Susceptibility to wildfires increases during periods of drought. During 1997-98, the strong El Niño was associated with extremely dry conditions and large forest fires in many areas of the world, including Indonesia, eastern Russia, Brazil, Central America, and Florida. Although “slash-and-burn” land clearing methods and accidents triggered many of the fires, the severe drought conditions allowed them to spread out of control. Droughts have been relatively frequent since the late 1970s in some areas where drought usually accompanies El Niño events (e.g., north-east Australia) (Nicholls et al., 1996). This presumably reflects the relatively frequent El Niño events during this period. A new study suggests that climate change may produce a quasi-permanent/stable El Niño-like condition in the Pacific basin, interrupted by more extreme cold (La Nina) events (Timmerman et al., 1999). If the frequency of strong El Niños increases, the frequency and severity of droughts and forest fires may also increase, with potentially devastating effects on ecosystems if the increased fire frequency prevents the regeneration of certain species and ecosystems.
Gregory, J.M., J.F.B. Mitchell, and A.J. Brady, 1997. Summer drought in northern midlatitudes in a time-dependent CO2 climate experiment. Journal of Climate 10, 662-686.
IPCC, 1998. The Regional Impacts of Climate Change: An Assessment of Vulnerability, (Eds RT Watson, MC Zinyowera, RH Moss), Cambridge University Press, Cambridge, UK.
Karl, T. R, R.W. Knight, D.R. Easterling, and R.G. Quayle, 1996. Indices of climate change for the United States. Bulletin of the American Meteorological Society 77 (2), 279-292.
Kattenberg, A., F. Giorgi, H. Grassl, G. A. Meehl, J. F. B. Mitchell, R. J. Stouffer, T. Tokioka, A. J. Weaver, and T. M.L. Wigley, 1996. Climate models – projections of future climate, in Climate Change 1995: The Science of Climate Change, 285-357, (Eds J. T. Houghton, L. G. M. Filho, B. A. Callander, N. Harris, A. Kattenberg, and K. Maskell) Cambridge University Press, Cambridge, UK.
Laird, K. R., S. C. Fritz, K. A. Maasch, and B. F. Cumming, 1996. Greater drought intensity and frequency before AD 1200 in the Northern Great Plains, USA. Nature 384, 552-554.
Nicholls, N., G.V. Gruza, J. Jouzel, T.R. Karl, L.A. Ogallo, and D.E. Parker, 1996. Observed climate variability and change, in Climate Change 1995: The Science of Climate Change, (Eds J.T. Houghton, L.G.M. Filho, B.A. Callander, N. Harris, A. Kattenberg, and K. Maskell), 133-192, Cambridge University Press, Cambridge, UK.

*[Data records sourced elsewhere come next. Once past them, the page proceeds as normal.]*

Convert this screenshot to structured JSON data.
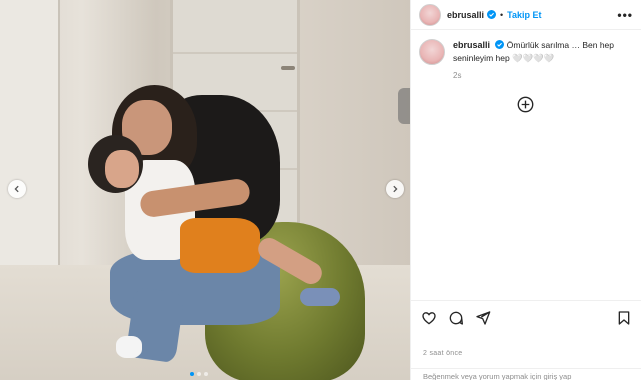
{
  "post": {
    "username": "ebrusalli",
    "follow_label": "Takip Et",
    "separator": "•",
    "more_label": "•••",
    "caption_text": "Ömürlük sarılma … Ben hep seninleyim hep 🤍🤍🤍🤍",
    "caption_time": "2s",
    "post_time": "2 saat önce",
    "login_prompt": "Beğenmek veya yorum yapmak için giriş yap"
  },
  "carousel": {
    "total": 3,
    "active": 1
  },
  "colors": {
    "accent": "#0095f6",
    "text": "#262626",
    "muted": "#8e8e8e"
  },
  "icons": {
    "prev": "chevron-left-icon",
    "next": "chevron-right-icon",
    "verified": "verified-badge-icon",
    "add": "add-circle-icon",
    "like": "heart-icon",
    "comment": "comment-icon",
    "share": "send-icon",
    "save": "bookmark-icon"
  }
}
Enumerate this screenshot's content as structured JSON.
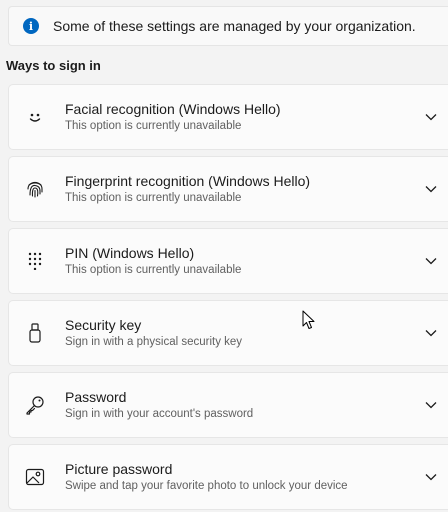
{
  "banner": {
    "icon": "info-icon",
    "text": "Some of these settings are managed by your organization."
  },
  "section_title": "Ways to sign in",
  "items": [
    {
      "icon": "smile-icon",
      "title": "Facial recognition (Windows Hello)",
      "subtitle": "This option is currently unavailable"
    },
    {
      "icon": "fingerprint-icon",
      "title": "Fingerprint recognition (Windows Hello)",
      "subtitle": "This option is currently unavailable"
    },
    {
      "icon": "keypad-icon",
      "title": "PIN (Windows Hello)",
      "subtitle": "This option is currently unavailable"
    },
    {
      "icon": "usb-key-icon",
      "title": "Security key",
      "subtitle": "Sign in with a physical security key"
    },
    {
      "icon": "key-icon",
      "title": "Password",
      "subtitle": "Sign in with your account's password"
    },
    {
      "icon": "picture-icon",
      "title": "Picture password",
      "subtitle": "Swipe and tap your favorite photo to unlock your device"
    }
  ],
  "colors": {
    "accent": "#0067c0",
    "background": "#f3f3f3",
    "card": "#fbfbfb"
  }
}
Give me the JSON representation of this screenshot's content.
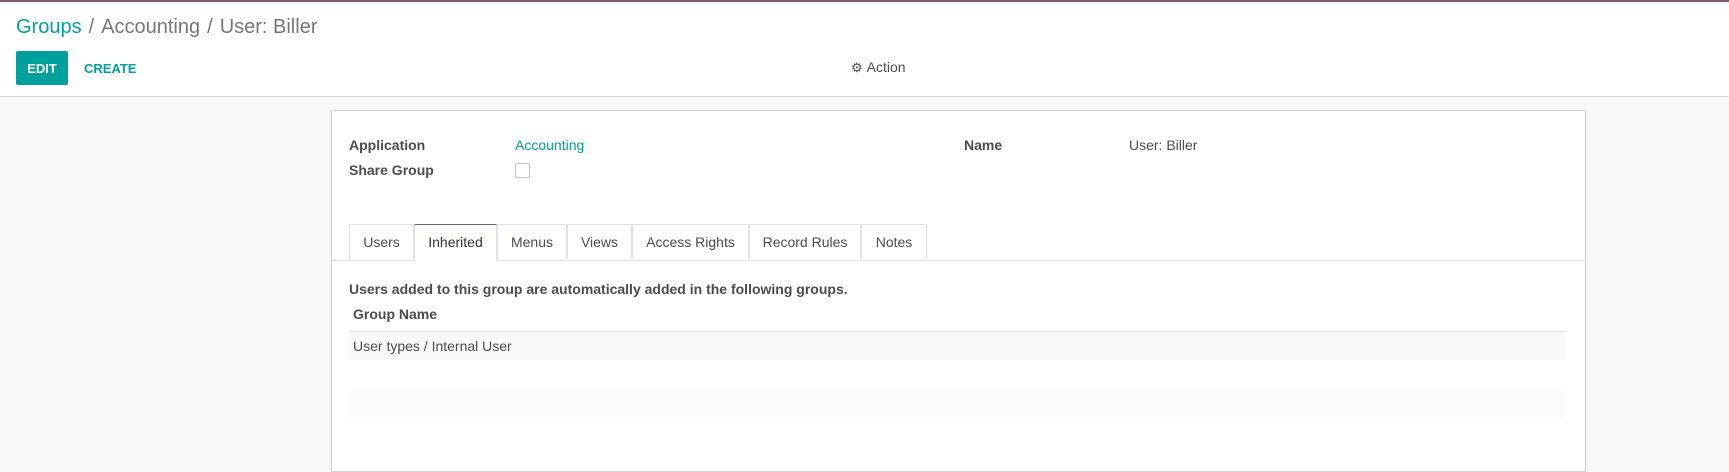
{
  "breadcrumb": {
    "root": "Groups",
    "separator": "/",
    "middle": "Accounting",
    "current": "User: Biller"
  },
  "toolbar": {
    "edit_label": "EDIT",
    "create_label": "CREATE",
    "action_label": "Action",
    "action_icon": "gear-icon"
  },
  "form": {
    "application_label": "Application",
    "application_value": "Accounting",
    "share_group_label": "Share Group",
    "share_group_checked": false,
    "name_label": "Name",
    "name_value": "User: Biller"
  },
  "tabs": [
    {
      "label": "Users"
    },
    {
      "label": "Inherited",
      "active": true
    },
    {
      "label": "Menus"
    },
    {
      "label": "Views"
    },
    {
      "label": "Access Rights"
    },
    {
      "label": "Record Rules"
    },
    {
      "label": "Notes"
    }
  ],
  "inherited": {
    "note": "Users added to this group are automatically added in the following groups.",
    "column_header": "Group Name",
    "rows": [
      "User types / Internal User"
    ]
  },
  "colors": {
    "accent": "#00a09d",
    "brand": "#875a7b"
  }
}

Timmerman, A.J. Oberhuber, A. Bacher, M. Esch, M. Latif and E. Roeckner, 1999. Increased El Nino frequency in a climate model forced by future greenhouse warming. Nature 398, 694-696.
USGS, 1999. 1999 Summer drought may become century s worst Mid Atlantic region experiencing most dramatic effects. News Release, U.S. Geological Survey. 2 August 1999.
Woodhouse, C.A. and J.T. Overpeck, 1998. 2000 years of drought variability in the central United States. Bulletin of the American Meteorological Society 79 (12), 2693-2714.